▶ [WORK ORDER] Each record below is to be set down again precisely.

[Element data from apps and pages]
+++
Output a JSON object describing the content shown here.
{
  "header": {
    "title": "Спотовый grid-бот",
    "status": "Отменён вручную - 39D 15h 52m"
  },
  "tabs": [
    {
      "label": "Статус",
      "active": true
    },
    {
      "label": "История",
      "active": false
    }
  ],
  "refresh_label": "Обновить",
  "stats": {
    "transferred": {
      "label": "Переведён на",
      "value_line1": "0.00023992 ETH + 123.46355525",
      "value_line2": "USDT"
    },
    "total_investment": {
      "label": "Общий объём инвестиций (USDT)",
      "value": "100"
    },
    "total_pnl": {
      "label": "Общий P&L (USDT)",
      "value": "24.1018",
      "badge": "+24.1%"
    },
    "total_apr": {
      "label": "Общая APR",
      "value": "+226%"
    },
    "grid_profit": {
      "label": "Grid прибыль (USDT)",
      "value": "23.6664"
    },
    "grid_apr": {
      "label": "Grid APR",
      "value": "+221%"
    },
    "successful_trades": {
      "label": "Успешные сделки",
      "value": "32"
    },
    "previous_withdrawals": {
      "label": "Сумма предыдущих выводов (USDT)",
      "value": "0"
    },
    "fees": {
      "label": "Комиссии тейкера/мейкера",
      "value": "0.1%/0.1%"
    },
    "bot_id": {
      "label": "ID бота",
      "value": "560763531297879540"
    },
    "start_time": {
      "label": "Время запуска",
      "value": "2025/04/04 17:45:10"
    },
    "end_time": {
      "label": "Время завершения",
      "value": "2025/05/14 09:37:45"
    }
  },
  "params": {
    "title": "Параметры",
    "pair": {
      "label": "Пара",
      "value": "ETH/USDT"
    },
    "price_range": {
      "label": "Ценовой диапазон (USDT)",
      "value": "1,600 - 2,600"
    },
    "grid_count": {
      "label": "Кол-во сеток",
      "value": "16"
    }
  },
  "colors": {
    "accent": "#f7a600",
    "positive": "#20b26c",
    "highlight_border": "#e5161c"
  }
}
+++
▶ [RESPONSE BELOW]
Output a JSON object describing the content shown here.
{
  "header": {
    "title": "Спотовый grid-бот",
    "status": "Отменён вручную - 39D 15h 52m"
  },
  "tabs": [
    {
      "label": "Статус",
      "active": true
    },
    {
      "label": "История",
      "active": false
    }
  ],
  "refresh_label": "Обновить",
  "stats": {
    "transferred": {
      "label": "Переведён на",
      "value_line1": "0.00023992 ETH + 123.46355525",
      "value_line2": "USDT"
    },
    "total_investment": {
      "label": "Общий объём инвестиций (USDT)",
      "value": "100"
    },
    "total_pnl": {
      "label": "Общий P&L (USDT)",
      "value": "24.1018",
      "badge": "+24.1%"
    },
    "total_apr": {
      "label": "Общая APR",
      "value": "+226%"
    },
    "grid_profit": {
      "label": "Grid прибыль (USDT)",
      "value": "23.6664"
    },
    "grid_apr": {
      "label": "Grid APR",
      "value": "+221%"
    },
    "successful_trades": {
      "label": "Успешные сделки",
      "value": "32"
    },
    "previous_withdrawals": {
      "label": "Сумма предыдущих выводов (USDT)",
      "value": "0"
    },
    "fees": {
      "label": "Комиссии тейкера/мейкера",
      "value": "0.1%/0.1%"
    },
    "bot_id": {
      "label": "ID бота",
      "value": "560763531297879540"
    },
    "start_time": {
      "label": "Время запуска",
      "value": "2025/04/04 17:45:10"
    },
    "end_time": {
      "label": "Время завершения",
      "value": "2025/05/14 09:37:45"
    }
  },
  "params": {
    "title": "Параметры",
    "pair": {
      "label": "Пара",
      "value": "ETH/USDT"
    },
    "price_range": {
      "label": "Ценовой диапазон (USDT)",
      "value": "1,600 - 2,600"
    },
    "grid_count": {
      "label": "Кол-во сеток",
      "value": "16"
    }
  },
  "colors": {
    "accent": "#f7a600",
    "positive": "#20b26c",
    "highlight_border": "#e5161c"
  }
}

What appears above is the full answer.